Wheresoever the price-controlled products are of a nature essential to the consumers, the increasing non-availability and intensifying shortages rapidly fuel black markets operating outside of governmental control where the same commodities are available, but always at prices very considerably greater than the state-controlled prices.


All too often, the commodities in the black market are also substandard (fuel that is watered-down, foodstuffs that have passed their safe “use-by” dates and similar non-compliance with norms).


Shortage-driven desperation drives the consumers into paying vastly excessive prices whilst risking being the victims to fraud. There has been much evidence of this in Zimbabwe over the past few years, with especial reference to petrol and diesel, maize-meal, sugar, flour, bread, cooking oil, paraffin and soap, computer ink cartridges, motor vehicle spares, tyres and innumerable other products.


Not only have end-consumers been forced to resort to the black market, but so too has commerce and industry, resulting in immense increases in operational costs reflecting in prices (save where controlled!).


In order to survive, many businesses have also had to circumvent controls by modifying their products, as was seen — for example — when bakers could no longer produce a standard loaf of bread at the controlled price and discontinued baking that loaf, but instead produced “super-loaf”, rolls, confectionery, and novelty breads as were not subject to price controls.


Thus, whensoever price controls have been imposed, either consumers could not purchase their needs at any price or had to resort to substitutory products or the black markets, in either instance being confronted by even greater costs than had the prices of their requirements not been controlled in the first instance.


Government will never acknowledge it but vehemently and vigorously deny it. But the reality is that its price controls are a major fuellant of inflation and a great disservice to the populace even though many of the populace appealed for them, unaware that the result would not be an easing of their distress, but a grievous worsening of their lot.


Last week government demonstrated, yet again, its total inability to recognise the gargantuan economic prejudices of price controls.

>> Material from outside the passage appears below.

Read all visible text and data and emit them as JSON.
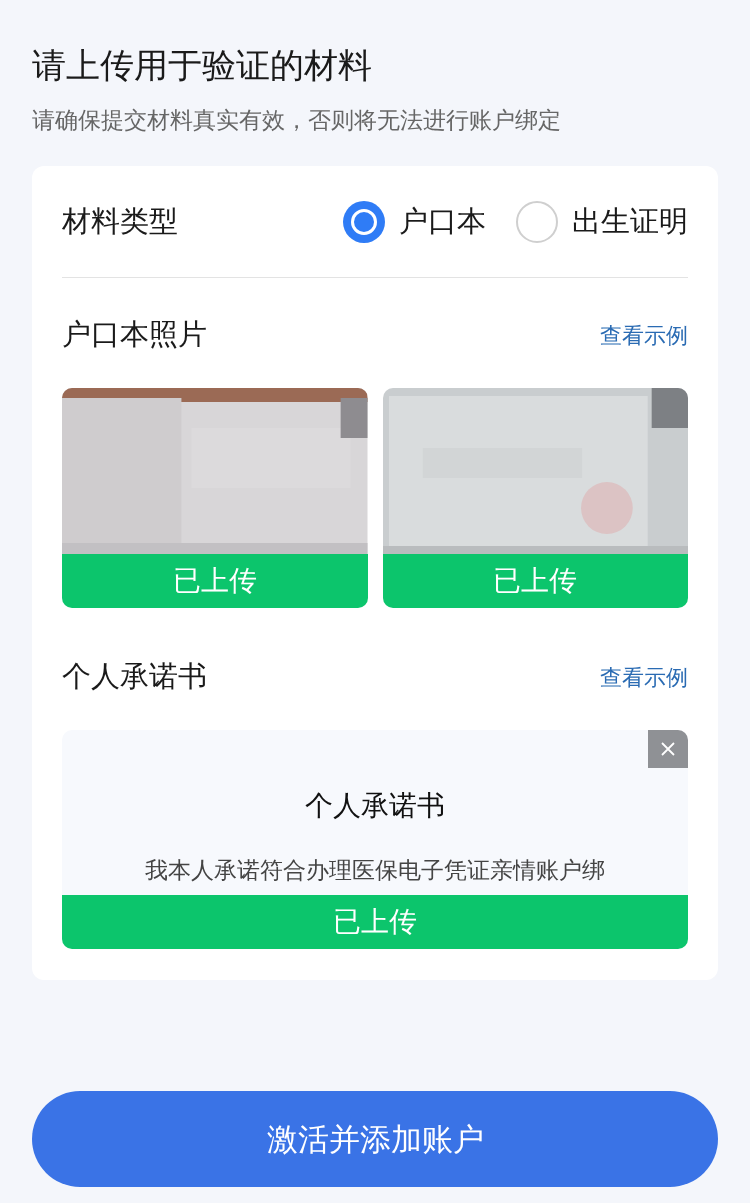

The Minister of Energy and Power Development, Rtd Lieutenant-General Mike Nyambuya, announced that the cabinet had, on August 11 approved new fuel prices of $320 per litre of diesel and $335 per litre of petrol.

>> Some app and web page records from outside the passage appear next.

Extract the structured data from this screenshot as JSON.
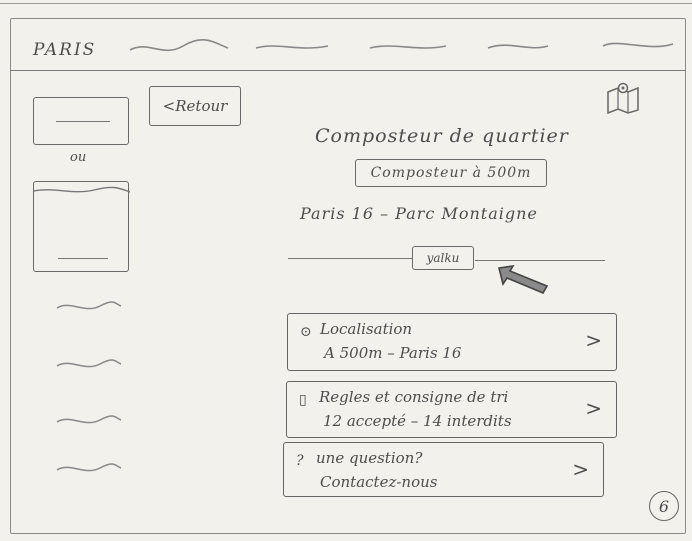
{
  "header": {
    "title": "PARIS"
  },
  "sidebar": {
    "separator_text": "ou"
  },
  "toolbar": {
    "back_label": "<Retour"
  },
  "main": {
    "section_title": "Composteur de quartier",
    "distance_button_label": "Composteur à 500m",
    "address": "Paris 16 – Parc Montaigne",
    "logo_label": "yalku"
  },
  "rows": [
    {
      "icon": "location-icon",
      "icon_glyph": "⊙",
      "title": "Localisation",
      "subtitle": "A 500m – Paris 16"
    },
    {
      "icon": "document-icon",
      "icon_glyph": "▯",
      "title": "Regles et consigne de tri",
      "subtitle": "12 accepté – 14 interdits"
    },
    {
      "icon": "question-icon",
      "icon_glyph": "?",
      "title": "une question?",
      "subtitle": "Contactez-nous"
    }
  ],
  "chevron_glyph": ">",
  "corner_badge": "6",
  "icons": {
    "map": "map-pin-icon",
    "cursor": "arrow-pointer-icon"
  }
}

Such prices were clearly founded upon presently prevailing world crude oil prices and the recently established interbank exchange rate of US$1:$250, inclusive of procurement costs, Noczim Debt Redemption Levy, Carbon Tax, and government’s perceptions of the operating costs of fuel importers, distributors and retailers.


But those prices do not recognise that currency available to Noczim and through the interbank market does not suffice to fund all Zimbabwe’s fuel import needs and that, therefore, much fuel can only be obtained if foreign currency is sourced at a premium from “free funds”, being funds which do not mandatorily have to be repatriated to Zimbabwe and sold through the interbank market.

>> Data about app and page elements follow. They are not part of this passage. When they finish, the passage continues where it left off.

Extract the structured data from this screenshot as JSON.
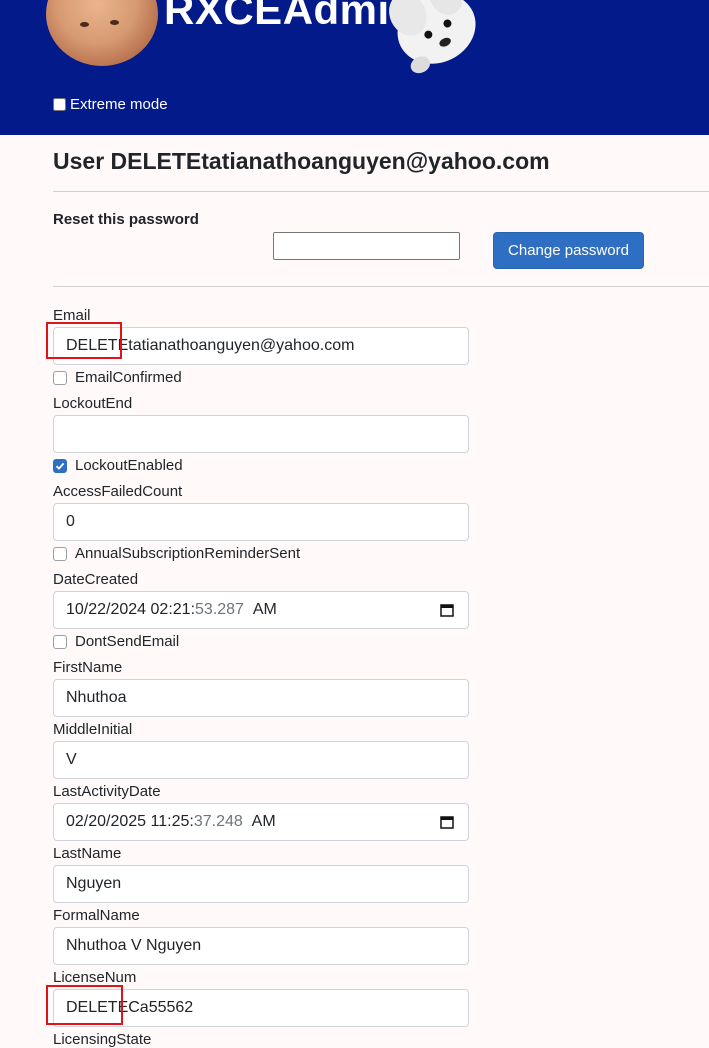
{
  "header": {
    "app_title": "RXCEAdmin",
    "extreme_mode_label": "Extreme mode",
    "extreme_mode_checked": false,
    "background_color": "#021a8a"
  },
  "page": {
    "title": "User DELETEtatianathoanguyen@yahoo.com"
  },
  "password": {
    "reset_label": "Reset this password",
    "input_value": "",
    "button_label": "Change password"
  },
  "fields": {
    "email": {
      "label": "Email",
      "value": "DELETEtatianathoanguyen@yahoo.com"
    },
    "email_confirmed": {
      "label": "EmailConfirmed",
      "checked": false
    },
    "lockout_end": {
      "label": "LockoutEnd",
      "value": ""
    },
    "lockout_enabled": {
      "label": "LockoutEnabled",
      "checked": true
    },
    "access_failed_count": {
      "label": "AccessFailedCount",
      "value": "0"
    },
    "annual_subscription_reminder_sent": {
      "label": "AnnualSubscriptionReminderSent",
      "checked": false
    },
    "date_created": {
      "label": "DateCreated",
      "value_main": "10/22/2024 02:21:",
      "value_dim": "53.287",
      "value_ampm": "AM"
    },
    "dont_send_email": {
      "label": "DontSendEmail",
      "checked": false
    },
    "first_name": {
      "label": "FirstName",
      "value": "Nhuthoa"
    },
    "middle_initial": {
      "label": "MiddleInitial",
      "value": "V"
    },
    "last_activity_date": {
      "label": "LastActivityDate",
      "value_main": "02/20/2025 11:25:",
      "value_dim": "37.248",
      "value_ampm": "AM"
    },
    "last_name": {
      "label": "LastName",
      "value": "Nguyen"
    },
    "formal_name": {
      "label": "FormalName",
      "value": "Nhuthoa V Nguyen"
    },
    "license_num": {
      "label": "LicenseNum",
      "value": "DELETECa55562"
    },
    "licensing_state": {
      "label": "LicensingState"
    }
  },
  "colors": {
    "accent_button": "#2f6fc3",
    "highlight_box": "#e0121a"
  }
}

Therefore, Zimbabwe is about to be faced, once more, with horrendous fuel shortages, which will only partially be addressed at massive cost through the black market.


Commuter transport will become grossly inadequately available and that as will be available will be at prohibitively high cost (through price control circumventions), the operations of industry, commerce, mining, agriculture and tourism will all be severely hampered, the future of many businesses will once again be endangered and the long-awaited economic recovery, supposedly about to commence, will become another mirage.


Government must, one hopes, eventually learn that the only way to contain and curb price hikes is by having a virile, thriving economy, driven by productivity and competition.


Surpluses breed efficiencies and cost containment in order that price competitiveness can operate.


Price controls breed shortages, inflation and economic collapse. But will government ever be mature enough to learn and heed that, or will government continue its relentless pursuit of repetitive error?